How the Subscription Business Paradox Destroys Value in Business Acquisitions
By: Jeff Wissink, Navint Managing Director
On paper, the business acquisition looked great. A company with a growing customer base, low subscriber churn, and a complimentary product or service. Putting money behind it made sense as modeled synergies suggested strong accretive value. But here you are entering year three. The combined company is struggling to maintain organic growth goals, underperforming both net new and cross-sell revenue expectations, and struggling mightily to realize anticipated cost savings.
Why might this be happening?
Welcome to the Subscription Business Paradox
We introduced the notion of the Subscription Business Paradox last year. Quite simply, the term means that in order for Continuous Customer™ businesses to grow and thrive, a diversification of product offerings is required. A company needs new products and to be able to bundle and price those products in ways that are attractive to the customer. It’s a never-ending journey. The trouble is that this necessary diversification of offerings can, if not managed properly, drive incredible complexity and cost into an organization.
Let’s use a simple example to demonstrate this concept in the business acquisition context.

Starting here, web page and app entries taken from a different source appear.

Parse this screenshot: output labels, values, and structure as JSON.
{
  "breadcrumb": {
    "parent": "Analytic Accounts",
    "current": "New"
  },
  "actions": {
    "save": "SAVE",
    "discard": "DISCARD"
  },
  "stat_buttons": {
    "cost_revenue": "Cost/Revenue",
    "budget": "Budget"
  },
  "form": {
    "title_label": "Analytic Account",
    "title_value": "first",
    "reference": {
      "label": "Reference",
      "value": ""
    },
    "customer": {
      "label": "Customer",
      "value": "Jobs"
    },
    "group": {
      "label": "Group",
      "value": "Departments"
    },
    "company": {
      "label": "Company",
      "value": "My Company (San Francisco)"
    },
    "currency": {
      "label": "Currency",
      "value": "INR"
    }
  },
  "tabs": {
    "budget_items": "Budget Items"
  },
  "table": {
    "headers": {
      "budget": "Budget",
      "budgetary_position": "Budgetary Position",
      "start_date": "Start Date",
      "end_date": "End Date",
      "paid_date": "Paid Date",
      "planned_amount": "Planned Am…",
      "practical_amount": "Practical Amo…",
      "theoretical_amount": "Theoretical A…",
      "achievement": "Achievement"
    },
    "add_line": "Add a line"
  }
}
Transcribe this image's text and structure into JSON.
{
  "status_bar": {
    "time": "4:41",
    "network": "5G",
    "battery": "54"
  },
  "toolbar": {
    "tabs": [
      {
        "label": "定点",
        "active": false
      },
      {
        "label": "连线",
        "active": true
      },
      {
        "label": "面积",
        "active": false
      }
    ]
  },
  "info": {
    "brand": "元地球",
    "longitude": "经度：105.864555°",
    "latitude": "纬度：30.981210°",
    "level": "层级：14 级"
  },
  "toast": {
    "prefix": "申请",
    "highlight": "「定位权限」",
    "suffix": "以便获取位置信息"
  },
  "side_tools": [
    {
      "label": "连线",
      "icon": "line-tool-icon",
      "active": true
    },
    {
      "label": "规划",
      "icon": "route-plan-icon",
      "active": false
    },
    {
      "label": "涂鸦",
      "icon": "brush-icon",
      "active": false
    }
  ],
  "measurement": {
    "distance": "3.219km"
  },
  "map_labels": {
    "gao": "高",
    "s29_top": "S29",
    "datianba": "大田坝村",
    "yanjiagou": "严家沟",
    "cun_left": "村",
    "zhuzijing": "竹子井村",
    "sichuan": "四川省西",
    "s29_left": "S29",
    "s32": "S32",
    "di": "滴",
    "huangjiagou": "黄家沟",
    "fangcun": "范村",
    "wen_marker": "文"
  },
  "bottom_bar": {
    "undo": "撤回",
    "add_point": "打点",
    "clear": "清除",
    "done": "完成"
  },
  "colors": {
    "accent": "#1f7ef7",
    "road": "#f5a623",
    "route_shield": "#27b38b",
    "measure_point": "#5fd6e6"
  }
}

The acquired company was fine-tuned to sell a singular product, with a simple pricing scheme. By virtue of this relatively simple business model, it followed quite rightly that their sales, sales operations, customer success, delivery, support, and financial operations were also fairly simple. Their entire business operations were orchestrated such that every step in the customer journey was frictionless. It was an organic growth machine.
To kick-start the companies’ growth, the Board decides to pursue an acquisition strategy. Now, as part of a combined entity, they are a multi-product company. Given the complimentary nature of the products and a new incentive plan to do so, the sales team develops new and ever-changing number of ways to bundle and price these new offerings, but orders must be recorded in multiple systems. Delivery isn’t an integrated experience from either a customer nor an internal operations optic. Some services are invoiced while others require a credit card, with no centralized view to what the customer owns or owes. Customer self-service becomes impossible. Invoices are wrong. Inbound support calls increase. Customers have to interface with multiple teams for the same problem. And frustrated customers start to leave.
It’s an insidious problem, and the operational nature of it tends to make the eyes of most Private Equity people I know thoroughly glaze over. But know this: if you’re not managing it, the subscription business paradox is destroying value in the combined entity. The dynamic monetization, agile packaging, and flexible pricing necessary to drive revenue growth are the very things driving incredible complexity and cost into the acquired company and your portfolio.
Preventing (or Stopping) Operational Value Destruction
One of our clients had the very scenario I described above. They are a high growth, acquisitive SaaS software company and within a year purchased several complimentary products to supplement their flagship product and round out a customer offering. We helped them develop a “reference business architecture” – a formula that combines new and streamlined processes with an appropriate and high-performing organization and technology stack to rapidly fold subscription-based acquisitions into the company. Now, within 90 to 120 days of purchase, the acquired companies do business in an optimized “<insert client name> way.” Our client is now able to capture the anticipated value of the acquisition quickly and efficiently.
You might be thinking that lots of companies have done this masterfully over the years, as have many private equity firms. And that’s true.
But as we’ve said, recurring revenue-based businesses are inherently different than traditional businesses. They require a tight interconnection amongst all internal functions to operate efficiently and achieve that frictionless experience. The ability to package, price, bundle, discount, manage subscriber preference, bill, collect payments, etc. in this frictionless way creates enormous complexity that must be holistically designed and built. Bringing multiple subscription businesses together without that approach drives operational complexity exponentially higher.
Thus, your post-merger integration playbook needs an update for systematically folding recurring revenue business acquisitions into the portfolio. A little upfront time building the reference architecture for subscription businesses will pay huge dividends down the road.
We are pulling together an executive brief that will cover some of the best practices we’ve developed to speed integration in a portfolio of recurring revenue business acquisitions. If you’d like to receive a copy of the report when it’s available or learn more about how we develop reference architectures for recurring revenue business acquisitions, shoot me an email at firstname.lastname@example.org.